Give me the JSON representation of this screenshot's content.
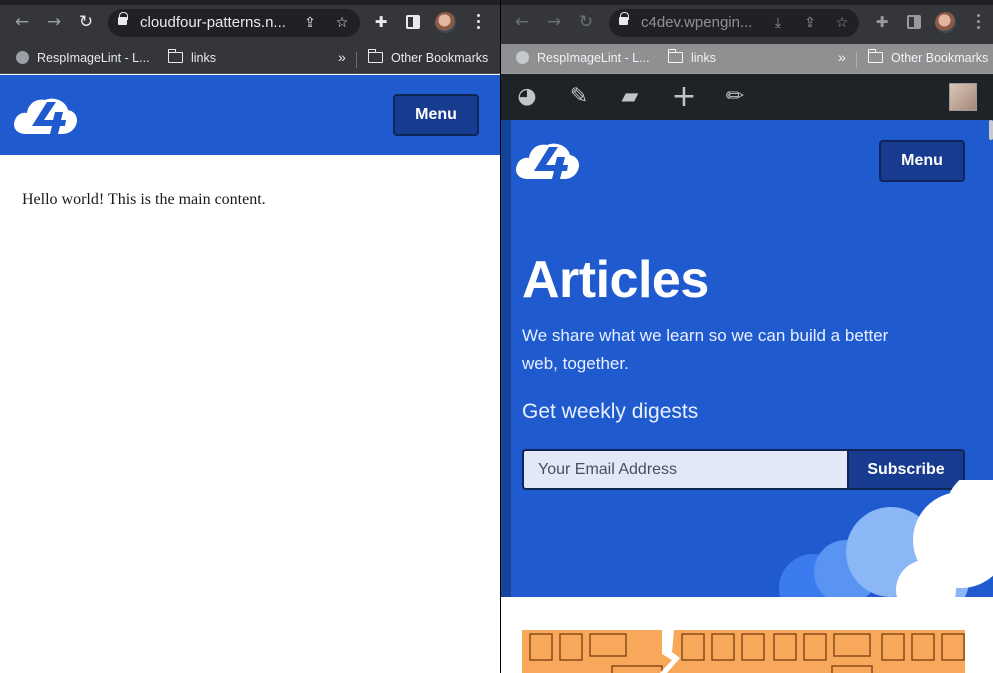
{
  "left_window": {
    "url": "cloudfour-patterns.n...",
    "bookmarks": [
      "RespImageLint - L...",
      "links",
      "»",
      "Other Bookmarks"
    ],
    "menu_label": "Menu",
    "main_text": "Hello world! This is the main content."
  },
  "right_window": {
    "url": "c4dev.wpengin...",
    "bookmarks": [
      "RespImageLint - L...",
      "links",
      "»",
      "Other Bookmarks"
    ],
    "admin_icons": [
      "palette-icon",
      "brush-icon",
      "comment-icon",
      "plus-icon",
      "pencil-icon"
    ],
    "menu_label": "Menu",
    "title": "Articles",
    "subtitle": "We share what we learn so we can build a better web, together.",
    "digest_heading": "Get weekly digests",
    "email_placeholder": "Your Email Address",
    "subscribe_label": "Subscribe"
  },
  "colors": {
    "brand_blue": "#1f5bcf",
    "button_dark_blue": "#173b8f",
    "chrome_dark": "#35363a",
    "wp_admin_bar": "#1d2327",
    "pattern_orange": "#f7a85a"
  }
}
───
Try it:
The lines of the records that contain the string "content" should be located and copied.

Finished exercise:
Give me the JSON representation of this screenshot's content.
    "main_text": "Hello world! This is the main content."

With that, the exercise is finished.